## Instructions for the task
An exact copy of all the data is required.

(Page and application data records)
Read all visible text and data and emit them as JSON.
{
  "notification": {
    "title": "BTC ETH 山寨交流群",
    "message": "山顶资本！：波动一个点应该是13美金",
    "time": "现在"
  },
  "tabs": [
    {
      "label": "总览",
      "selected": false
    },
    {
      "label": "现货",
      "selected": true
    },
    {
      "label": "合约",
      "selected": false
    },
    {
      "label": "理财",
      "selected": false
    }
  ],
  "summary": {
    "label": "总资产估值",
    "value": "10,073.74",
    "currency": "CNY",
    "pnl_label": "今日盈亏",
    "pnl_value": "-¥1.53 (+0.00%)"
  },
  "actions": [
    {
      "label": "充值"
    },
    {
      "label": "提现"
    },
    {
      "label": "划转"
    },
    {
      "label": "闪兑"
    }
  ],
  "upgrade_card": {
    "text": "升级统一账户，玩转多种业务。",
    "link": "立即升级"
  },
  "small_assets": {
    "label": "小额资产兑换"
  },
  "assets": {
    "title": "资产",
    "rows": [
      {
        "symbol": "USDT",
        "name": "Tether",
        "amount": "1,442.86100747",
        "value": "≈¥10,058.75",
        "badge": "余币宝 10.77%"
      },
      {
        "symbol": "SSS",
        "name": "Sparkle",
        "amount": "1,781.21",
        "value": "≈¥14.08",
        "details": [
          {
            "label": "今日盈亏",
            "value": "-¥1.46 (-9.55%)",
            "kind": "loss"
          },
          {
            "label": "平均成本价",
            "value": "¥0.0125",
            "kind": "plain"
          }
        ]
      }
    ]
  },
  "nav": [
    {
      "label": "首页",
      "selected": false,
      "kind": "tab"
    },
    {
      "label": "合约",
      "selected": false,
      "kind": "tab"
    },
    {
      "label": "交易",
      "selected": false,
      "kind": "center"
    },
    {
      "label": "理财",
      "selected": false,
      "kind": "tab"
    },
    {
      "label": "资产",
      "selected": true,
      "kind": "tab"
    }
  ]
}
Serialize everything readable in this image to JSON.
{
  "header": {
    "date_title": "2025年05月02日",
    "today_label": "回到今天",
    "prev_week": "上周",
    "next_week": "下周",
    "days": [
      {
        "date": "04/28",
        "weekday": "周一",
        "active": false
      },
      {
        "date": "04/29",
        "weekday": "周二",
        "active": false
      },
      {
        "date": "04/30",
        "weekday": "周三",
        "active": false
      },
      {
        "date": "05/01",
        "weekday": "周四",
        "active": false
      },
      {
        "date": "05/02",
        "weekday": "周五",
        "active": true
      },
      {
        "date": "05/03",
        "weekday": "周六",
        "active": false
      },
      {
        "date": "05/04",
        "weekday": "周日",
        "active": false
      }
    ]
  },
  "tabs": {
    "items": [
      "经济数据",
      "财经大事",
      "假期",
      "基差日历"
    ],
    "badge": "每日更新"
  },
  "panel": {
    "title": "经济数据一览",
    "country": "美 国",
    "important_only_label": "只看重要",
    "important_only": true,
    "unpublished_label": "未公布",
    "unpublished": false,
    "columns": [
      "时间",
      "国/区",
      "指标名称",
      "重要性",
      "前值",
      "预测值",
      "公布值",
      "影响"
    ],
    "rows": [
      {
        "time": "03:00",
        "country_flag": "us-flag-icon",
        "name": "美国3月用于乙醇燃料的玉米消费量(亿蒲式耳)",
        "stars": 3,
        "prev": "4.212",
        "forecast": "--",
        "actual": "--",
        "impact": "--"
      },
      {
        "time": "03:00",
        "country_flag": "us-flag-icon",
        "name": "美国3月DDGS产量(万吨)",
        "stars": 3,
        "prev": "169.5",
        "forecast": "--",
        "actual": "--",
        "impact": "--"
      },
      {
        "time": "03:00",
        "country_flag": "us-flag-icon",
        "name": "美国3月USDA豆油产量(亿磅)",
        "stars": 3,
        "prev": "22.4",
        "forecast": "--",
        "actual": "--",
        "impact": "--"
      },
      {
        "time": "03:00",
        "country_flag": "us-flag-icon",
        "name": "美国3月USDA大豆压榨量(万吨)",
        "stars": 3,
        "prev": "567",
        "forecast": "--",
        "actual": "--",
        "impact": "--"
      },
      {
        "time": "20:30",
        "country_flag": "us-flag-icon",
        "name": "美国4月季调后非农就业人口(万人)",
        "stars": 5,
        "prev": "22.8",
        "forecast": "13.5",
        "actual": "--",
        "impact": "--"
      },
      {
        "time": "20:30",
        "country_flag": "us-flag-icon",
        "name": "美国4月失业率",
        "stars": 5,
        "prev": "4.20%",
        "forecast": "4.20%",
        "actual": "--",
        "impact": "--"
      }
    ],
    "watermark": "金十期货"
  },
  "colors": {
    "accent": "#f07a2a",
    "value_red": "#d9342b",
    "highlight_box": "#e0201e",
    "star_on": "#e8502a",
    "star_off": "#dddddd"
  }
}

## Task answer
Read all visible text and data and emit them as JSON.
{
  "notification": {
    "title": "BTC ETH 山寨交流群",
    "message": "山顶资本！：波动一个点应该是13美金",
    "time": "现在"
  },
  "tabs": [
    {
      "label": "总览",
      "selected": false
    },
    {
      "label": "现货",
      "selected": true
    },
    {
      "label": "合约",
      "selected": false
    },
    {
      "label": "理财",
      "selected": false
    }
  ],
  "summary": {
    "label": "总资产估值",
    "value": "10,073.74",
    "currency": "CNY",
    "pnl_label": "今日盈亏",
    "pnl_value": "-¥1.53 (+0.00%)"
  },
  "actions": [
    {
      "label": "充值"
    },
    {
      "label": "提现"
    },
    {
      "label": "划转"
    },
    {
      "label": "闪兑"
    }
  ],
  "upgrade_card": {
    "text": "升级统一账户，玩转多种业务。",
    "link": "立即升级"
  },
  "small_assets": {
    "label": "小额资产兑换"
  },
  "assets": {
    "title": "资产",
    "rows": [
      {
        "symbol": "USDT",
        "name": "Tether",
        "amount": "1,442.86100747",
        "value": "≈¥10,058.75",
        "badge": "余币宝 10.77%"
      },
      {
        "symbol": "SSS",
        "name": "Sparkle",
        "amount": "1,781.21",
        "value": "≈¥14.08",
        "details": [
          {
            "label": "今日盈亏",
            "value": "-¥1.46 (-9.55%)",
            "kind": "loss"
          },
          {
            "label": "平均成本价",
            "value": "¥0.0125",
            "kind": "plain"
          }
        ]
      }
    ]
  },
  "nav": [
    {
      "label": "首页",
      "selected": false,
      "kind": "tab"
    },
    {
      "label": "合约",
      "selected": false,
      "kind": "tab"
    },
    {
      "label": "交易",
      "selected": false,
      "kind": "center"
    },
    {
      "label": "理财",
      "selected": false,
      "kind": "tab"
    },
    {
      "label": "资产",
      "selected": true,
      "kind": "tab"
    }
  ]
}
Serialize everything readable in this image to JSON.
{
  "header": {
    "date_title": "2025年05月02日",
    "today_label": "回到今天",
    "prev_week": "上周",
    "next_week": "下周",
    "days": [
      {
        "date": "04/28",
        "weekday": "周一",
        "active": false
      },
      {
        "date": "04/29",
        "weekday": "周二",
        "active": false
      },
      {
        "date": "04/30",
        "weekday": "周三",
        "active": false
      },
      {
        "date": "05/01",
        "weekday": "周四",
        "active": false
      },
      {
        "date": "05/02",
        "weekday": "周五",
        "active": true
      },
      {
        "date": "05/03",
        "weekday": "周六",
        "active": false
      },
      {
        "date": "05/04",
        "weekday": "周日",
        "active": false
      }
    ]
  },
  "tabs": {
    "items": [
      "经济数据",
      "财经大事",
      "假期",
      "基差日历"
    ],
    "badge": "每日更新"
  },
  "panel": {
    "title": "经济数据一览",
    "country": "美 国",
    "important_only_label": "只看重要",
    "important_only": true,
    "unpublished_label": "未公布",
    "unpublished": false,
    "columns": [
      "时间",
      "国/区",
      "指标名称",
      "重要性",
      "前值",
      "预测值",
      "公布值",
      "影响"
    ],
    "rows": [
      {
        "time": "03:00",
        "country_flag": "us-flag-icon",
        "name": "美国3月用于乙醇燃料的玉米消费量(亿蒲式耳)",
        "stars": 3,
        "prev": "4.212",
        "forecast": "--",
        "actual": "--",
        "impact": "--"
      },
      {
        "time": "03:00",
        "country_flag": "us-flag-icon",
        "name": "美国3月DDGS产量(万吨)",
        "stars": 3,
        "prev": "169.5",
        "forecast": "--",
        "actual": "--",
        "impact": "--"
      },
      {
        "time": "03:00",
        "country_flag": "us-flag-icon",
        "name": "美国3月USDA豆油产量(亿磅)",
        "stars": 3,
        "prev": "22.4",
        "forecast": "--",
        "actual": "--",
        "impact": "--"
      },
      {
        "time": "03:00",
        "country_flag": "us-flag-icon",
        "name": "美国3月USDA大豆压榨量(万吨)",
        "stars": 3,
        "prev": "567",
        "forecast": "--",
        "actual": "--",
        "impact": "--"
      },
      {
        "time": "20:30",
        "country_flag": "us-flag-icon",
        "name": "美国4月季调后非农就业人口(万人)",
        "stars": 5,
        "prev": "22.8",
        "forecast": "13.5",
        "actual": "--",
        "impact": "--"
      },
      {
        "time": "20:30",
        "country_flag": "us-flag-icon",
        "name": "美国4月失业率",
        "stars": 5,
        "prev": "4.20%",
        "forecast": "4.20%",
        "actual": "--",
        "impact": "--"
      }
    ],
    "watermark": "金十期货"
  },
  "colors": {
    "accent": "#f07a2a",
    "value_red": "#d9342b",
    "highlight_box": "#e0201e",
    "star_on": "#e8502a",
    "star_off": "#dddddd"
  }
}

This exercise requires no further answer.